I was lucky to discover Spurn and Kilnsea quite by chance in 1988, when I was looking for an affordable property to restart my life at the age of 58. Looking back at those early years here, they were a voyage of discovery as I had moved here from the New Forest area in Hampshire.
Kew Villa, is, I was led to believe, an old army hut dating from the first World War. It had been updated when I bought it, but compared with anything I had lived in before it was very primitive and ‘quaint’. I purchased it from Mr. and Mrs. Ernie Norwood. I was looking for a paddock, and Kew Villa is situated on almost one acre of land. I am an avid gardener and I spent ten happy years there constructing a lovely garden and a small Caravan Club certificated location. My reason for mentioning the paddock in this article is that it is a ‘ridge and furrow’ field, and although it is not complete now, you can still see the ridges and furrows quite clearly in places. Unfortunately the best field of this nature in Kilnsea, at Southfield Farm, was ploughed up in the nineties.
Kew Villa has no foundations, I even had ‘indoor plants’ (Convolvulus), climbing up the inside walls which amused me. When I moved in there on September 14th 1988 the weather was very stormy, I was living on my own, and was very concerned at a banging noise, only to discover the walls hitting the settee, which I moved, then the carpet was flying up and down! All very disconcerting. The cottage boasted a coal fire, the first I had for years. I went outside to chop some sticks for tinder when I noticed that my ‘patio’ was made up of grave stones! I realised then that I was living in a very unusual house and in an even more interesting area. Since that discovery SKEALS have managed to raise the stones and are doing ‘detective’ work on them at the moment
In March 1990 the weather was very stormy again, with an unusual westerly gale and a high tide. The police knocked on my door and said I had to evacuate to the Crown & Anchor, as they had a first floor where we could shelter from the high tide. I placed my most valuable possessions (my photo albums) on top of the wardrobe in case I was flooded, and did as I was told. It was a very jolly group there, until the river became really rough and was breaking over the windows, which in those days were just one big pane of glass. They looked as though they would give way any second. We took it in turns to mop up the water that was seeping under the front door. The noise was really very frightening. The waves were racing along the side of the pub into the car park, which was a field, and was lower than the road. This filled with water and stayed there for several days. However, it was also the saving grace for my cottage, as it stopped the water from reaching it.
When the tide turned I was able to paddle round to see my cottage which thankfully was fine. However, the road around and past the Crown had been eroded under the asphalt, and looking like a shelf sticking out was impassable for motor traffic. Holderness Borough Council were up the same day with heavy machinery and lorry loads of rocks repairing the damage, as the road is a life line for the Humber Pilots, and for the Life Boat at Spurn. Later that day I had a call from my daughter in the New Forest to say she had seen me in my pub on the TV!
A newspaper extract from that time:

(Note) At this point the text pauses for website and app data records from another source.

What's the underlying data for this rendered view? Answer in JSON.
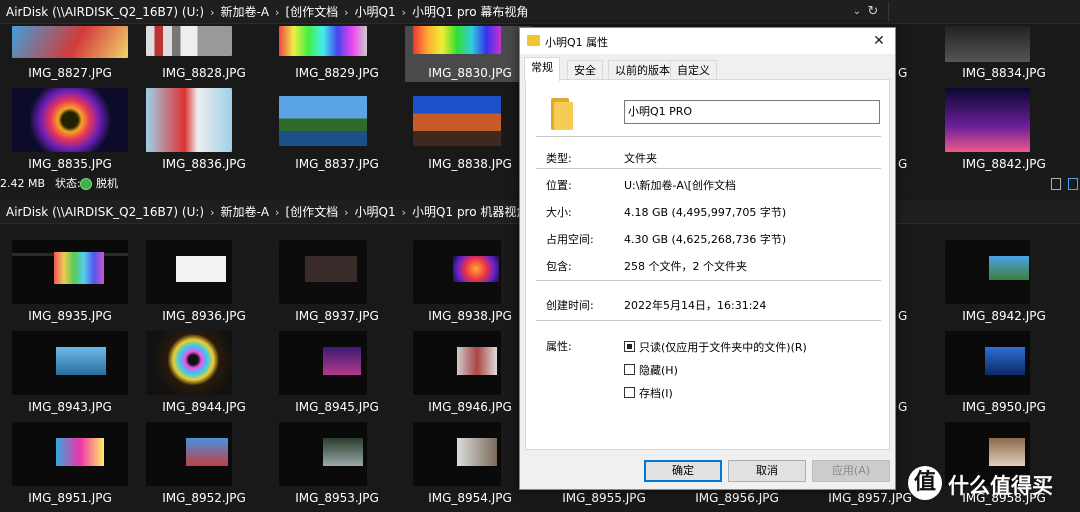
{
  "top_window": {
    "breadcrumbs": [
      "AirDisk (\\\\AIRDISK_Q2_16B7) (U:)",
      "新加卷-A",
      "[创作文档",
      "小明Q1",
      "小明Q1 pro 幕布视角"
    ],
    "files_row1": [
      "IMG_8827.JPG",
      "IMG_8828.JPG",
      "IMG_8829.JPG",
      "IMG_8830.JPG",
      "",
      "",
      "",
      "IMG_8834.JPG"
    ],
    "files_row2": [
      "IMG_8835.JPG",
      "IMG_8836.JPG",
      "IMG_8837.JPG",
      "IMG_8838.JPG",
      "",
      "",
      "",
      "IMG_8842.JPG"
    ],
    "partial_label_g": "G",
    "status": {
      "size": "2.42 MB",
      "state_label": "状态:",
      "offline": "脱机"
    }
  },
  "bottom_window": {
    "breadcrumbs": [
      "AirDisk (\\\\AIRDISK_Q2_16B7) (U:)",
      "新加卷-A",
      "[创作文档",
      "小明Q1",
      "小明Q1 pro 机器视角"
    ],
    "files_row1": [
      "IMG_8935.JPG",
      "IMG_8936.JPG",
      "IMG_8937.JPG",
      "IMG_8938.JPG",
      "",
      "",
      "",
      "IMG_8942.JPG"
    ],
    "files_row2": [
      "IMG_8943.JPG",
      "IMG_8944.JPG",
      "IMG_8945.JPG",
      "IMG_8946.JPG",
      "",
      "",
      "",
      "IMG_8950.JPG"
    ],
    "files_row3": [
      "IMG_8951.JPG",
      "IMG_8952.JPG",
      "IMG_8953.JPG",
      "IMG_8954.JPG",
      "IMG_8955.JPG",
      "IMG_8956.JPG",
      "IMG_8957.JPG",
      "IMG_8958.JPG"
    ],
    "partial_label_g": "G"
  },
  "dialog": {
    "title": "小明Q1 属性",
    "tabs": [
      "常规",
      "安全",
      "以前的版本",
      "自定义"
    ],
    "name": "小明Q1 PRO",
    "props": {
      "type_label": "类型:",
      "type_value": "文件夹",
      "location_label": "位置:",
      "location_value": "U:\\新加卷-A\\[创作文档",
      "size_label": "大小:",
      "size_value": "4.18 GB (4,495,997,705 字节)",
      "disk_label": "占用空间:",
      "disk_value": "4.30 GB (4,625,268,736 字节)",
      "contains_label": "包含:",
      "contains_value": "258 个文件，2 个文件夹",
      "created_label": "创建时间:",
      "created_value": "2022年5月14日，16:31:24",
      "attr_label": "属性:"
    },
    "attributes": [
      "只读(仅应用于文件夹中的文件)(R)",
      "隐藏(H)",
      "存档(I)"
    ],
    "buttons": {
      "ok": "确定",
      "cancel": "取消",
      "apply": "应用(A)"
    }
  },
  "watermark": {
    "badge": "值",
    "text": "什么值得买"
  }
}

Hull Daily Mail, 28th February 1990
Tides put village under siege
Two Kilnsea residents were today escorted back to their flood-threatened homes, after rising tides forced them to spend the entire night in the nearby pub. Police and firemen helped householders clear up and prepare for possible further onslaughts, after last night’s high tide poured over the town’s defensive walls. Rising water levels meant 12 people had to be evacuated from their homes at 6.30 p.m. yesterday, as the flood reached a height of three feet above the normal high tide. The evacuees gathered at the village’s Crown and Anchor pub, which had itself taken measures to combat the rising flood water with sand bags. As the tide ebbed most of the evacuees were allowed to return home, but two of the refugees were forced to shelter for the night in the pub, as they had no means of getting home. … “It was total chaos. It was like a home for everybody but we took everything in our stride,” said Mr. Wilkin, who has been landlord for three years. “Everybody was in good spirits and pulled together, though I’ve never seen anything as bad as this”, he said. He added that even today the waters were still posing a problem and that some other homes had been flooded out in last night’s tide. “I have still got a foot of water outside the front door, and the car park is still under water – but the tide is up again and it hasn’t come over this time. Last night it was coming up so fast we thought it was never going to stop”.
One evacuee, Mrs Margaret Hebblethwaite, agreed that she had not seen anything like the floods of the evening for a long time. “The last time it was like this was in 1984 and before that in 1953. I can’t get round the corner to go home. I’m going to try, but I don’t think I’ll be able to”, she said. Mrs Hebblethwaite was visited in her home by the police at 6.30 p.m. “They told us to get out in 10 minutes” she said. … Later in the evening reports were coming in that the flood levels were dropping.